On Election Day I met a gentleman named Tom White, a local Hanover County Virginia IT consultant and insurance salesman who runs a conservative blog called Virginia Right! He seemed a nice enough man whose knowledge of local politics suggested connections to the Hanover County conservative political machines that I thought might be interesting. We chatted for a few minutes about local and national politics.
Intrigued, I took a look at his website hoping for new insights into conservative thought and perhaps some discussion of local Tea Party strategy. Sadly, Mr. White’s blog reproduces the misreading of reality found at NoVATownHall but with none of the intellectual/insider take offered at Bearing Drift. Continue reading
Washington lobbyist and Republican political operative Ed Gillespie made Virginia political news last week with this video announcement that he plans to challenge Mark Warner for Senate this year. This decision apparently pleases Virginia GOP political activists: state Republican Party Chairman Pat Mullins, for example, called Gillespie a “good candidate” in this Bearing Drift op-ed (intended more to frame Jeff Shapiro as a Warner supporter than to call for a Gillespie run).
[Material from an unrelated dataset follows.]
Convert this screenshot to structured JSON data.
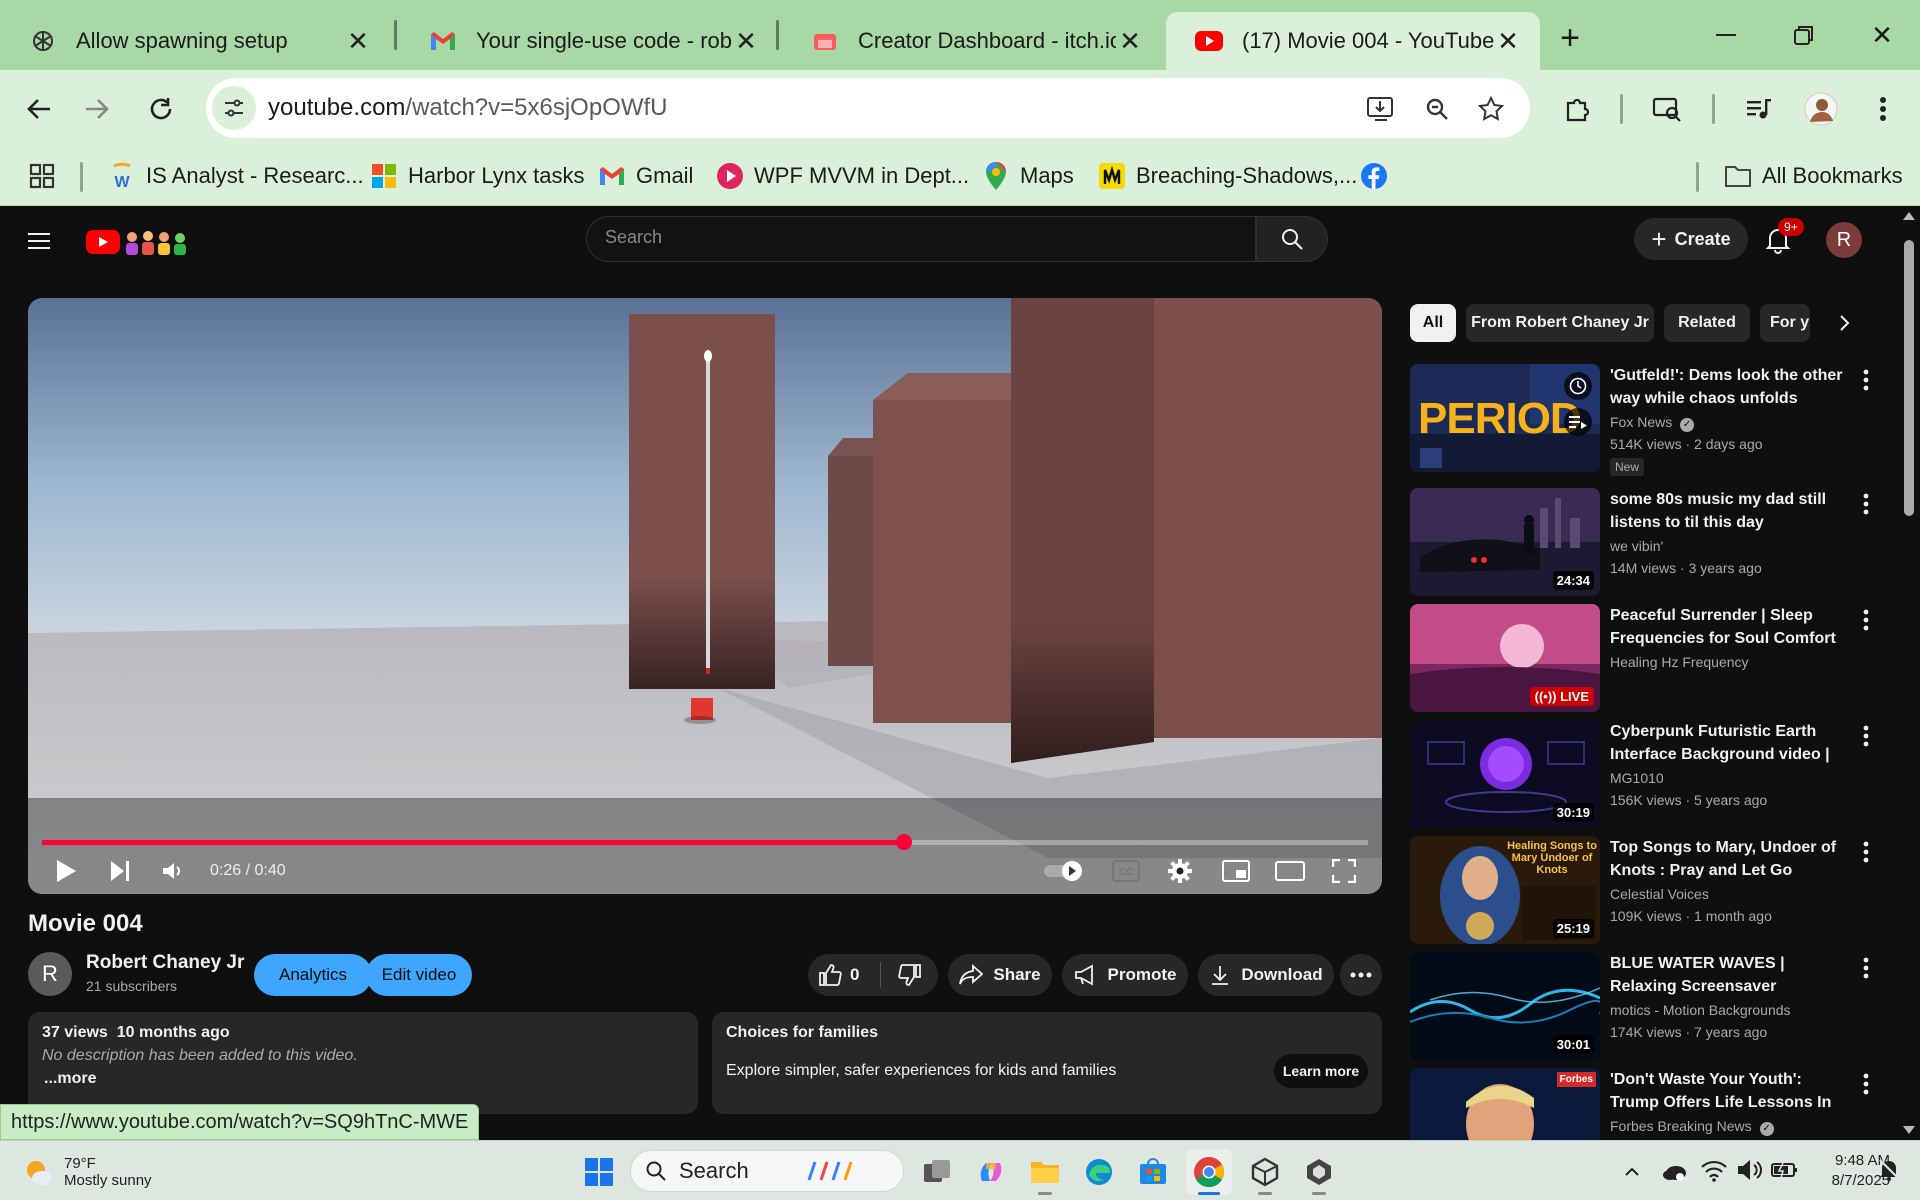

Some think Governor McAuliffe’s success offers reasons for optimism despite Warner’s popularity (57% total approval rating according to this poll). Bearing Drift columnists Norm Leahy and Paul Goldman argue in a Washington Post editorial that Gillespie’s lobbying background won’t hurt him given the way McAuliffe overcame his own political fundraiser history. And Shaun Kenney, also at Bearing Drift, makes a case that Warner should fear Gillespie’s candidacy, mostly because he believes the challenger will be able to mobilize conservatives in the state while painting Warner as responsible for the Affordable Care Act. Continue reading
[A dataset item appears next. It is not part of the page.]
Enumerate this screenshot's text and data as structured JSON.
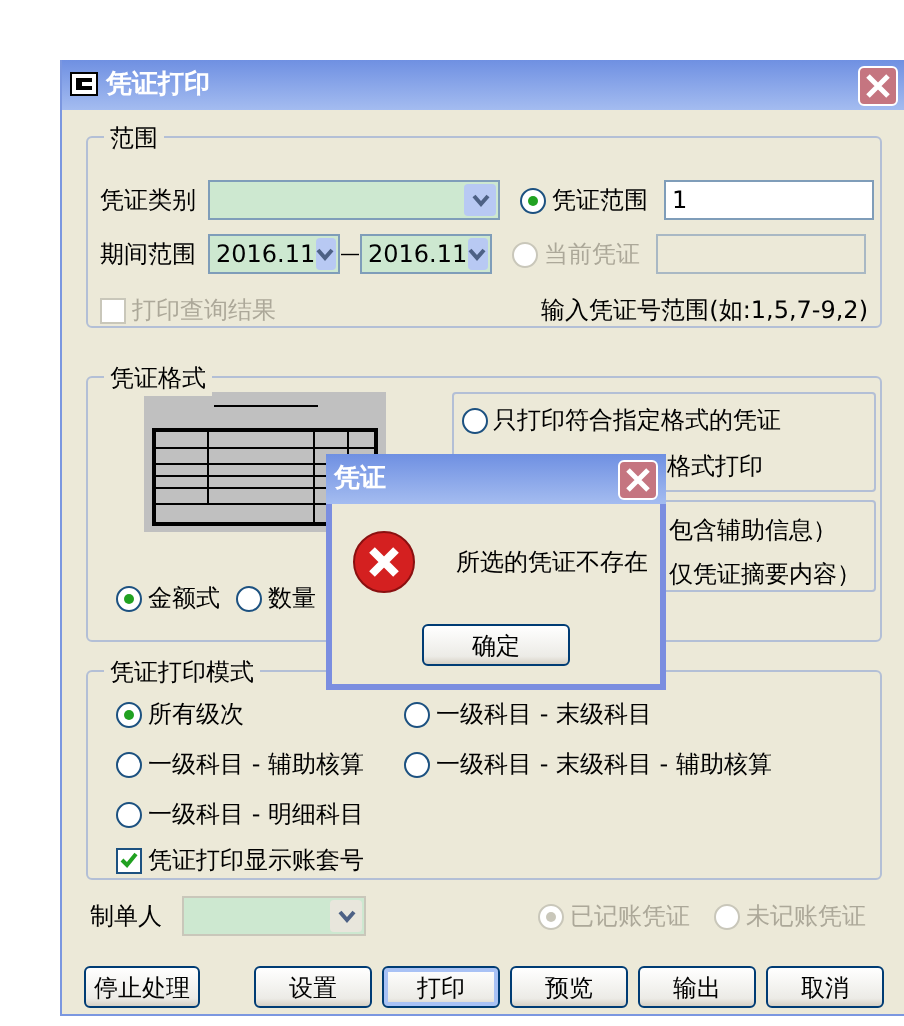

“Let’s be very honest about it. MSNBC caters to probably the most hateful, unintelligent, mean-spirited, and closed minded of the American left. The smugness and arrogance of the blathering idiots are perhaps only punctuated by the occasional bright light offered by Rachel Maddow, but beyond this are nothing but the vapid darkness of a fanatic who won’t change their mind and rarely changes the subject.”
“They really do hate us,” says Mr. Kenney (emphasis in the original), and it’s this hate that irks conservatives. This makes MSNBC a “perfect caricature of what liberals think Fox News must be” (emphasis again from the original). Continue reading